Although Henman, along with his team-mates, Greg Rusedski, Neil Broad and Miles Maclagan, politely co-operated with the media after the draw was made yesterday, Henman was disinclined to engage in one-to-one interviews, although Sue Barker spoke with him on BBC Television. Asked by Barker beforehand if he would mind discussing the speculation concerning Felgate, Henman said she could ask whatever she liked. "David Felgate will always be my coach," he said.

Uneasy relationships between sportsmen and the press are commonplace and are largely irrelevant unless the competitors allow them to affect their form. Acrimony has even been known to act as a spur.

Rusedski also had a bad experience at the US Open, failing to serve out his fourth-round match against the American Todd Martin, who recovered to win from two-sets-to-love down. Rusedski, like Henman, was scathing about his own performance. And the encouraging aspect of yesterday's pre- match gathering was that both players sounded determined to make amends.

"I think in a way you want to remember the disappointments to fire you up," Henman said. "It's a stepping stone. I didn't play well in the States, and this is my first opportunity to put things right."

Rusedski, asked if he had put the Martin match out of his mind, said: "We'll find out this weekend. It was very disappointing for me, because I had the match won. I've just got to re-focus and take the positives into the Davis Cup."

Although individual world rankings are not always the best guide when players represent their country, the South Africans will do well to rise above their standings in the ATP Tour and past form in the Davis Cup. Neville Godwin, their No 1, is ranked No 198 and will make his Davis Cup debut when he plays Rusedski in the opening singles rubber this afternoon.

Grant Stafford, who plays Henman today, is ranked No 500 and has lost his five previous Davis Cup singles matches. He has yet to win a match on the ATP Tour this year.

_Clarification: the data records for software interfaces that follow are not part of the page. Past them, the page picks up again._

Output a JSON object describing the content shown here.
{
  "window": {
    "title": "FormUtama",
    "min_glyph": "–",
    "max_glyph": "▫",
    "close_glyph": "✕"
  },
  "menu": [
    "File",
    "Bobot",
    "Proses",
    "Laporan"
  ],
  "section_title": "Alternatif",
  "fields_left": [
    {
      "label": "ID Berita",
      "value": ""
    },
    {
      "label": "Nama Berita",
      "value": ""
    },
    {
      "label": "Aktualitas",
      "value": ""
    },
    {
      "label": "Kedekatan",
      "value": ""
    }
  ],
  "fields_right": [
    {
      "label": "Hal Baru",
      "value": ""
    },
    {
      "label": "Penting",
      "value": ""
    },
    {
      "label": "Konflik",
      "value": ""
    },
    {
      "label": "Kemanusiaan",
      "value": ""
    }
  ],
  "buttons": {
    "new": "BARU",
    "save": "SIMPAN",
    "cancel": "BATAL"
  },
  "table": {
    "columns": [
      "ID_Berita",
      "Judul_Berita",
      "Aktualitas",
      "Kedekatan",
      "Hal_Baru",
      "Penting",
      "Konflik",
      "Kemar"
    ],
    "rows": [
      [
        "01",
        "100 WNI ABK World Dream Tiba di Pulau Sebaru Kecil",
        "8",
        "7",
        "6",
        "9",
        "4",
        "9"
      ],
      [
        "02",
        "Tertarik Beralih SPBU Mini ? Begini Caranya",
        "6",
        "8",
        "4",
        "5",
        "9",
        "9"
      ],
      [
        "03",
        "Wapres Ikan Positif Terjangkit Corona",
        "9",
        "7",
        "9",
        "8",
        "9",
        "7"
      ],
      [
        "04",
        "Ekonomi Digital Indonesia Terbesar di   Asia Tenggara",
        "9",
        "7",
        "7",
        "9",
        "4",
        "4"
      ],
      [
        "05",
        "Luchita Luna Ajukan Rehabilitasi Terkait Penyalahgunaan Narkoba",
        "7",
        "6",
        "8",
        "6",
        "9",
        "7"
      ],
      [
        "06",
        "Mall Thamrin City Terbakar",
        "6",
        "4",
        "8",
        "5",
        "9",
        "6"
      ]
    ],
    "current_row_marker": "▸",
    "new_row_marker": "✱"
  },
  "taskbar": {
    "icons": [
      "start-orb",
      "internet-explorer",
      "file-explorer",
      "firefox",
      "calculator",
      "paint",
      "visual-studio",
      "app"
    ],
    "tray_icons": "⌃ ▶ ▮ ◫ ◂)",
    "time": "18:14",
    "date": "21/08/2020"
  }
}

Henman is Britain's No 1 for the tie, even though Rusedski has overtaken him this week in the world rankings (No 6 to No 7). Davis Cup rules state that rankings at the time of team nominations are the ones that apply.

Whatever the order, Rusedski and Henman ought to give Britain a 2-0 lead today and be good enough to complete the job in the reverse singles on Sunday, even if the South African partnership of David Adams and John- Laffnie de Jager wins tomorrow's doubles rubber.

David Lloyd, Britain's captain, has nominated Henman and the South African- born Neil Broad, the 1996 Olympic Games silver-medallists, but is allowed to change the team up to an hour before the match.

Having invited both Felgate and Rusedski's coach, Sven Groeneveld, to help prepare the players, Lloyd considers that the tie has come at the right time to hasten rehabilitation. "I think, being in a team event, Tim and Greg will help each other," he said.

"Tim has played a lot of matches, and it eventually catches up with you; like a boxer, you get punch-drunk. He needed a break. He's mentally strong, but no matter who you are, you're not only going to go up, you're going to have bad days as well. Greg had a different problem. He had a guy [Martin] where he wanted him, but couldn't finish him. A good match tomorrow with put him right."

Lloyd reiterated that he would resign if Britain lost the tie and returned to the Euro-African Zone. "That would be like Manchester United going from the Premiership to the First Division," he said.



Today's singles

(play starts at 2pm)

Greg Rusedski v Neville Godwin

Tim Henman v Grant Stafford

Tomorrow's doubles (3pm)

Neil Broad-Henman v David Adams-John-Laffnie de Jager

Sunday's reverse singles (1pm)

Henman v Godwin

Rusedski v Stafford


(Britain lead 6-2)

1919 Britain 4 South Africa 1


1924 Britain 4 South Africa 1


1929 Britain 5 South Africa 0


1931 Britain 5 South Africa 0 (Eastbourne)

1947 South Africa 4 Britain 1


1961 Britain 4 South Africa 1

(Birmingham Priory)

1965 South Africa 3 Britain 2


1969 Britain 3 South Africa 2